This heat is transferred to the magnetic metal pot and pan and heats it directly instantly, without heating the different layers first.

You can take a look at this article on our website to learn more about induction cookers and how they work.

It is arguably even faster compared to gas cookers and will start heating your water instantly.

heating water in a kettle

Heating water in a kettle is one of the best shortcuts. The kettle directly heats the water, bringing it to a boil in a few minutes, even in large quantities!

The biggest drawback to using an electric kettle is that it consumes almost twice as much electricity as electric and induction cooktops.

There are two main types of kettles that you can use to boil water: electric kettles and gas kettles.

electric kettles

Electric kettles have been around since 1891. The science behind how an electric kettle works is quite fascinating.

You might think that it works similar to a pot heating up and then transferring the energy to the water. Well then, think again!

When the kettle is turned on, it sends a huge electrical current through an element that directly touches the water (the glowing bottom).

The element has an electrical resistance and so it converts the energy into heat. This heats the water and instantly brings it to the boiling point.
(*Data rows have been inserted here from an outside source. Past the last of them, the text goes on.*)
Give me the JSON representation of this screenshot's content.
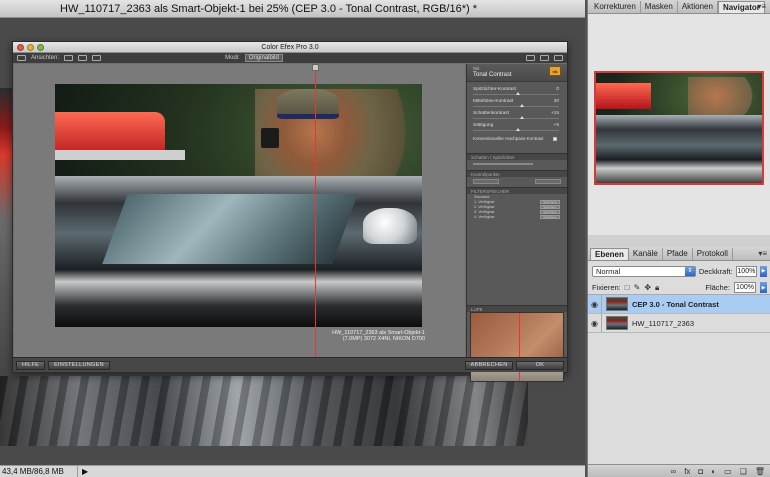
{
  "document": {
    "title": "HW_110717_2363 als Smart-Objekt-1 bei 25% (CEP 3.0 - Tonal Contrast, RGB/16*) *",
    "status_size": "43,4 MB/86,8 MB",
    "status_arrow": "▶"
  },
  "cep": {
    "title": "Color Efex Pro 3.0",
    "toolbar": {
      "views_label": "Ansichten:",
      "mode_label": "Modi:",
      "mode_value": "Originalbild"
    },
    "filter": {
      "small_label": "Nik",
      "name": "Tonal Contrast",
      "badge": "nik"
    },
    "sliders": [
      {
        "label": "Spitzlichter-Kontrast",
        "value": "0",
        "pos": 0.5
      },
      {
        "label": "Mitteltöne-Kontrast",
        "value": "30",
        "pos": 0.55
      },
      {
        "label": "Schattenkontrast",
        "value": "+15",
        "pos": 0.55
      },
      {
        "label": "Sättigung",
        "value": "+5",
        "pos": 0.5
      }
    ],
    "checkbox_label": "Konventioneller Hochpass-Kontrast",
    "section_shadows": "Schatten / Spitzlichter",
    "section_control_points": "Kontrollpunkte",
    "section_presets": "FILTERSPEICHER",
    "presets": [
      {
        "label": "Standard",
        "button": ""
      },
      {
        "label": "1. Verfügbar",
        "button": "Speichern"
      },
      {
        "label": "2. Verfügbar",
        "button": "Speichern"
      },
      {
        "label": "3. Verfügbar",
        "button": "Speichern"
      },
      {
        "label": "4. Verfügbar",
        "button": "Speichern"
      }
    ],
    "section_loupe": "LUPE",
    "caption_line1": "HW_110717_2363 als Smart-Objekt-1",
    "caption_line2": "(7.0MP) 3072 X4NI, NIKON D700",
    "buttons": {
      "help": "HILFE",
      "settings": "EINSTELLUNGEN",
      "cancel": "ABBRECHEN",
      "ok": "OK"
    }
  },
  "nav_panel": {
    "tabs": [
      "Korrekturen",
      "Masken",
      "Aktionen",
      "Navigator"
    ],
    "active_tab": "Navigator"
  },
  "layers_panel": {
    "tabs": [
      "Ebenen",
      "Kanäle",
      "Pfade",
      "Protokoll"
    ],
    "active_tab": "Ebenen",
    "blend_mode": "Normal",
    "opacity_label": "Deckkraft:",
    "opacity_value": "100%",
    "lock_label": "Fixieren:",
    "fill_label": "Fläche:",
    "fill_value": "100%",
    "layers": [
      {
        "name": "CEP 3.0 - Tonal Contrast",
        "selected": true
      },
      {
        "name": "HW_110717_2363",
        "selected": false
      }
    ]
  }
}
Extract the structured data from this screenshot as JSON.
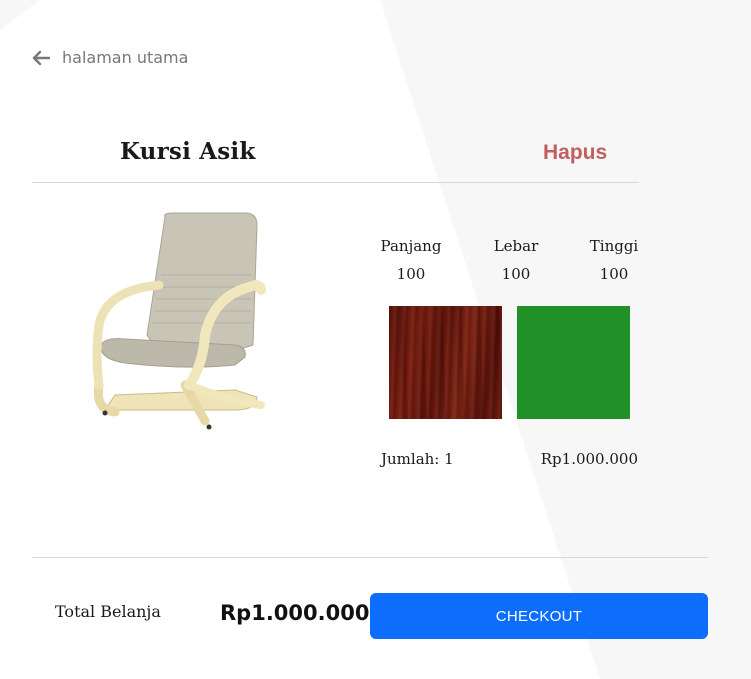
{
  "nav": {
    "back_label": "halaman utama",
    "back_icon": "arrow-left-icon"
  },
  "product": {
    "name": "Kursi Asik",
    "delete_label": "Hapus",
    "dimensions": [
      {
        "label": "Panjang",
        "value": "100"
      },
      {
        "label": "Lebar",
        "value": "100"
      },
      {
        "label": "Tinggi",
        "value": "100"
      }
    ],
    "swatches": [
      {
        "name": "wood",
        "color": "#6d1b0d"
      },
      {
        "name": "green",
        "color": "#219027"
      }
    ],
    "quantity_text": "Jumlah: 1",
    "price": "Rp1.000.000"
  },
  "summary": {
    "total_label": "Total Belanja",
    "total_amount": "Rp1.000.000",
    "checkout_label": "CHECKOUT"
  },
  "colors": {
    "accent": "#0d6efd",
    "delete": "#c0605e"
  }
}
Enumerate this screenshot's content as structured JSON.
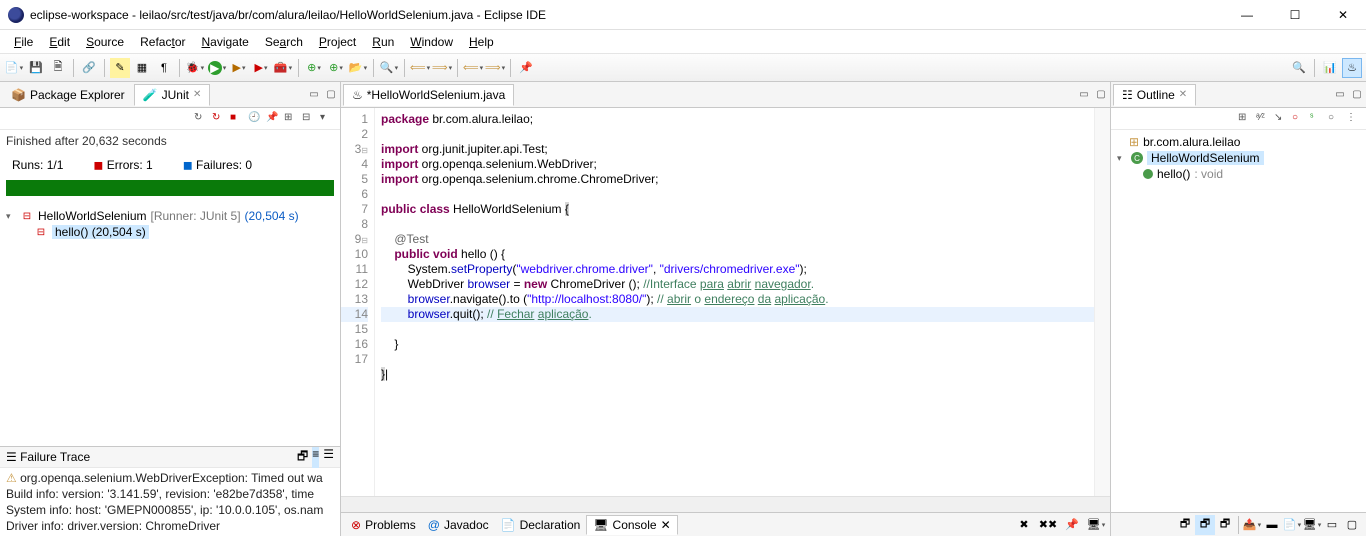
{
  "window": {
    "title": "eclipse-workspace - leilao/src/test/java/br/com/alura/leilao/HelloWorldSelenium.java - Eclipse IDE"
  },
  "menu": {
    "file": "File",
    "edit": "Edit",
    "source": "Source",
    "refactor": "Refactor",
    "navigate": "Navigate",
    "search": "Search",
    "project": "Project",
    "run": "Run",
    "window": "Window",
    "help": "Help"
  },
  "left": {
    "pkg_explorer": "Package Explorer",
    "junit": "JUnit",
    "finished": "Finished after 20,632 seconds",
    "runs_l": "Runs:",
    "runs_v": "1/1",
    "err_l": "Errors:",
    "err_v": "1",
    "fail_l": "Failures:",
    "fail_v": "0",
    "root": "HelloWorldSelenium",
    "runner": "[Runner: JUnit 5]",
    "root_t": "(20,504 s)",
    "child": "hello()",
    "child_t": "(20,504 s)",
    "ft_title": "Failure Trace",
    "ft1": "org.openqa.selenium.WebDriverException: Timed out wa",
    "ft2": "Build info: version: '3.141.59', revision: 'e82be7d358', time",
    "ft3": "System info: host: 'GMEPN000855', ip: '10.0.0.105', os.nam",
    "ft4": "Driver info: driver.version: ChromeDriver"
  },
  "editor": {
    "tab": "*HelloWorldSelenium.java",
    "lines": [
      "1",
      "2",
      "3",
      "4",
      "5",
      "6",
      "7",
      "8",
      "9",
      "10",
      "11",
      "12",
      "13",
      "14",
      "15",
      "16",
      "17"
    ]
  },
  "bottom": {
    "problems": "Problems",
    "javadoc": "Javadoc",
    "declaration": "Declaration",
    "console": "Console"
  },
  "outline": {
    "title": "Outline",
    "pkg": "br.com.alura.leilao",
    "cls": "HelloWorldSelenium",
    "mth": "hello()",
    "ret": ": void"
  },
  "chart_data": null
}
Electric kettles are a quick and convenient way to boil water.

gas kettles

Gas kettles work exactly the same as a pot or pan on a gas stove; the only difference is the material with which they are made.

Kettles are placed over a direct heat source, such as a gas burner, which heats the base and conducts heat to the water.

Gas kettles can also be placed on induction hobs if they are metal (as they usually are). Aluminum, glass and copper do not work with induction cooktops.

Equipment starting water temperature Heat source temperature boiling time
Electric kitchen 20°C or 68°F 300°F / 148°C 7 minutes
Gas stove 20°C or 68°F 350°F / 176°C 6 minutes
induction stove 20°C or 68°F 360°F / 182°C 4 minutes
Electric kettle 20°C or 68°F 2400 watts 2-3 minutes
gas kettle 20°C or 68°F 350°F / 176°C 8-9 minutes
Microwave oven 20°C or 68°F 1200 watts 1 ½ minute

How long does it take to boil water in the microwave?

The microwave is probably one of the best inventions since the wheel.

Microwaves rapidly heat food and liquids by using electromagnetic waves that cause friction between molecules; this is what helps heat things up quickly.

When heating water in a microwave, it is important to stir the water, as electromagnetic waves are directed at random molecules that will only cause certain spots to heat up.

This can cause pockets of boiling water to form between layers of cooler water.

The number of watts in the microwave will determine the time it takes for the water to boil.

watts Time
600 watts 4 minutes
700 watts 3 minutes
800 watts 2 ½ minutes
1000 watts 2 minutes
1200 watts 1 ½ minute

When you boil water in the microwave, be sure to always use a microwave-safe bowl. Be sure to handle the bowl with oven mitts or kitchen towels, as the bowl will be very hot.

Make sure you don’t overfill the bowl and don’t spill the hot water when removing it from the microwave.

How long does it take to boil the water?

We’ve already covered most of the factors that affect the boiling time of water, but let’s wrap it up nicely.

  • The more water you have to heat, the longer it will take.
  • A larger surface area will allow the water to boil much faster.
  • The water will start to boil much faster at higher altitudes because the boiling point temperature is much lower.
  • Hotter water will reach the boiling point much faster.
  • High heat will also allow you to heat the water much more quickly.
  • Conductive materials like aluminum and cast iron will help heat the water faster.
  • Induction cookers are the ones that heat water the fastest, followed by gas and electric cookers.
  • A kettle also boils water much more instantly, just like a microwave.
  • Heating the water with a lid on will help it boil faster. Less heat escapes when the area is nearly closed.

So the exact answer? It all depends on what you have to work with, but this breakdown will give you a clearer indication of what you can do to make your water boil faster, or slower.